It's a good introductory article there and it asks all the pertinent questions to a first-time camera-buyer!
There are a few more considerations I'd like to bring into the the picture (bad pun) or emphasize more:
It is true that the CLASS of cameras we call compacts or Super-zooms, as a whole, is cheaper than the DSLRs. From an economic standpoint - at the time of that purchase - it is cheaper to buy a non DSLR.
We now live in this buy-and-throw-away culture and often forget to consider the long run. However, DSLRs are generally engineered and manufactured to take a LOT more pictures between repairs and breakdown than both compacts and superzooms.
The electrical motors on compacts and super-zooms often have to work lot more, since they often drive the zoom of the lens itself, whereas the DSLRs only drive the focusing - for example.
In the long run, it may very well be a LOT cheaper to buy a DSLR than any of the others, due to longevity.
..and we haven't even started talking resell value.
Simplicity of operation and techno-angst
Compacts and Superzooms are generally easier to pick up and start shooting with than DSLRs. They appeal to the market-segment that are mildly to acutely terrified by too many settings. Those of us who know DLSRs know that they can be used as a point&shoot as well, but on the whole the compacts&SZ's have taken a lot "thinking" out of taking pictures. That can be a great advantage for this segment. Archetypically it might be our "grandparents" who are a little techno-intimidated - and lets face it, the "old school" and very technical terminology still dominates the DSLR market - just look at the name "DSLR" and words such as ISO and white-balance..lol..not very user friendly at all!

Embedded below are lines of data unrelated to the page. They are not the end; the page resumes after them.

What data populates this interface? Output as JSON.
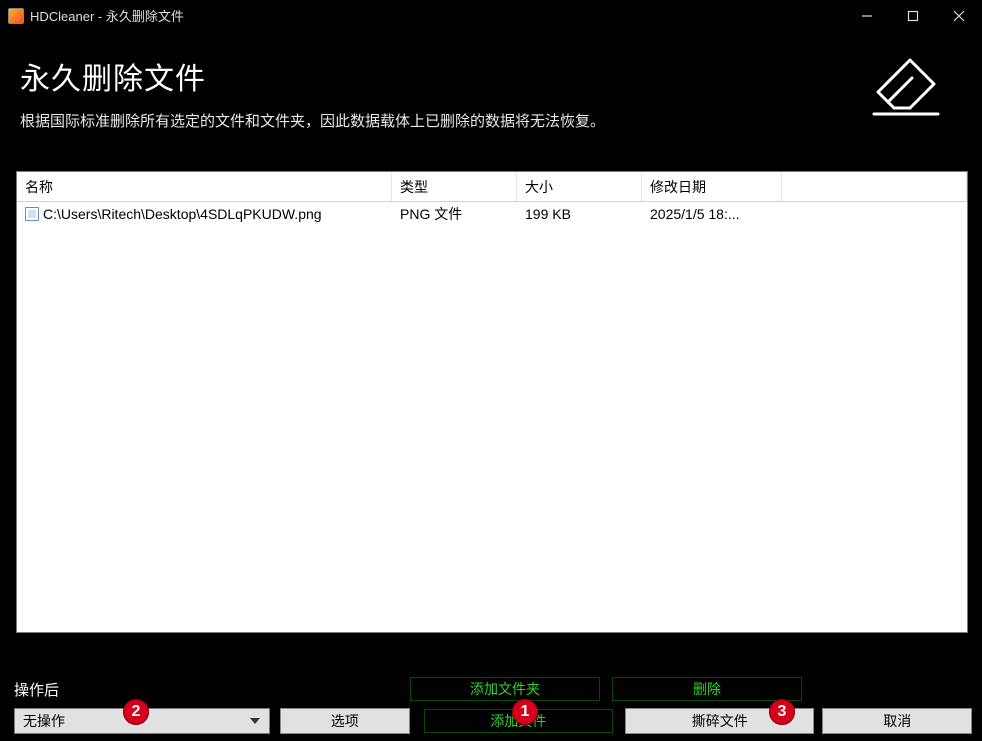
{
  "window": {
    "title": "HDCleaner - 永久删除文件"
  },
  "header": {
    "title": "永久删除文件",
    "subtitle": "根据国际标准删除所有选定的文件和文件夹，因此数据载体上已删除的数据将无法恢复。"
  },
  "table": {
    "headers": {
      "name": "名称",
      "type": "类型",
      "size": "大小",
      "date": "修改日期"
    },
    "rows": [
      {
        "name": "C:\\Users\\Ritech\\Desktop\\4SDLqPKUDW.png",
        "type": "PNG 文件",
        "size": "199 KB",
        "date": "2025/1/5 18:..."
      }
    ]
  },
  "bottom": {
    "post_op_label": "操作后",
    "select_value": "无操作",
    "options_label": "选项",
    "add_folder_label": "添加文件夹",
    "add_file_label": "添加文件",
    "delete_label": "删除",
    "shred_label": "撕碎文件",
    "cancel_label": "取消"
  },
  "badges": {
    "b1": "1",
    "b2": "2",
    "b3": "3"
  }
}
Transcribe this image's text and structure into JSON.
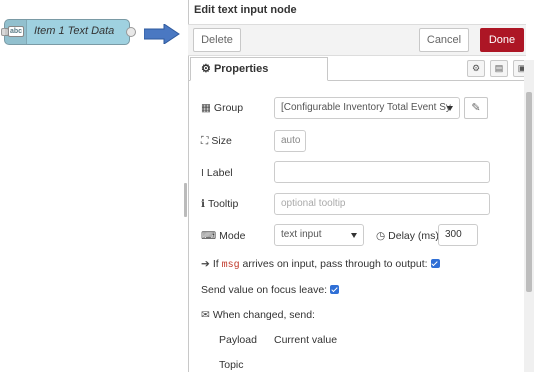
{
  "node": {
    "icon_text": "abc",
    "label": "Item 1 Text Data"
  },
  "editor": {
    "title": "Edit text input node",
    "delete_label": "Delete",
    "cancel_label": "Cancel",
    "done_label": "Done",
    "tab_label": "Properties"
  },
  "form": {
    "group": {
      "label": "Group",
      "value": "[Configurable Inventory Total Event Sy"
    },
    "size": {
      "label": "Size",
      "value": "auto"
    },
    "label_field": {
      "label": "Label",
      "value": ""
    },
    "tooltip": {
      "label": "Tooltip",
      "placeholder": "optional tooltip"
    },
    "mode": {
      "label": "Mode",
      "value": "text input"
    },
    "delay": {
      "label": "Delay (ms)",
      "value": "300"
    },
    "passthrough": {
      "prefix": "If",
      "code": "msg",
      "suffix": "arrives on input, pass through to output:",
      "checked": true
    },
    "focus_leave": {
      "label": "Send value on focus leave:",
      "checked": true
    },
    "when_changed": {
      "label": "When changed, send:"
    },
    "payload": {
      "label": "Payload",
      "value": "Current value"
    },
    "topic": {
      "label": "Topic"
    }
  },
  "colors": {
    "done_bg": "#ad1625",
    "node_bg": "#9fd1e0",
    "arrow": "#4a78c2",
    "checkbox": "#2f6fd6"
  }
}
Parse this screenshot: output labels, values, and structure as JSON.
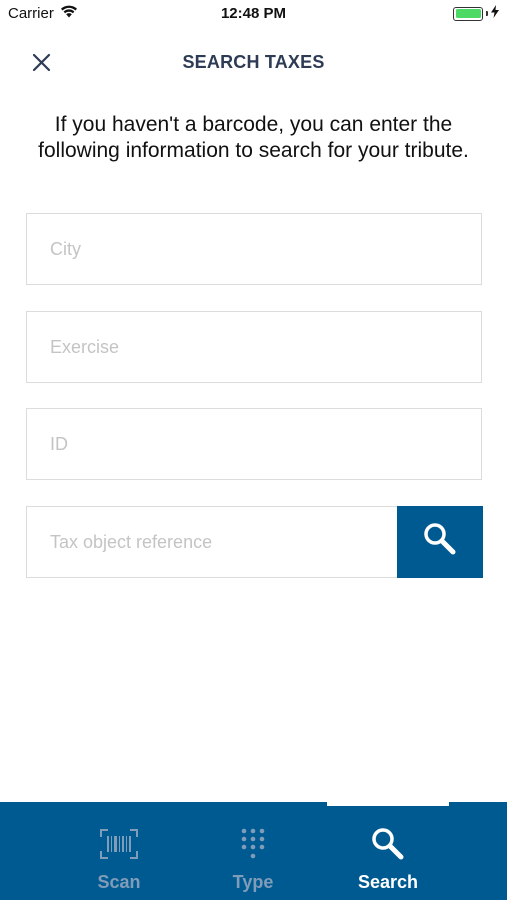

Another easily overlook reality is that many shooters are "deceived" - typically males..lol. They love the techno-babble and the quasi-scientific language surrounding the DSLRs (I do too, so I'm not pointing fingers) - but there are many DSLR-owners who operate DSLRs MUCH slower than they would a compact of SZ - and that easily ruin that "grabshot" you intended to take.
Portability and the propensity to take pictures
It is true that a "better" camera has the ability to take "better" pictures - but. However, it is also true that good visual memories on images are a factor of how often you have a camera ready and on your body when that opportunity arise.
Small lightweight cameras can be on your body at all time - DSLRs simply cannot. (heavy-duty, serious, passionate photo-enthusiasts who see the universe in frames do not choose one or the other, but have both).
Another thumb-rule is that the amount of good and great pictures you have is a factor of how many pictures you take altogether. That goes for anyone. Everyone's photography improves over time, from where they were when they started. This does not mean that I will ever become another Ansel - however many shots I take - but my shots will be better if I keep at it. Compacts is a pragmatic way to enable this.
All this pseudo-behavioral nonsense is of course not suitable for an article...lol..but in this forum, it's perhaps OK..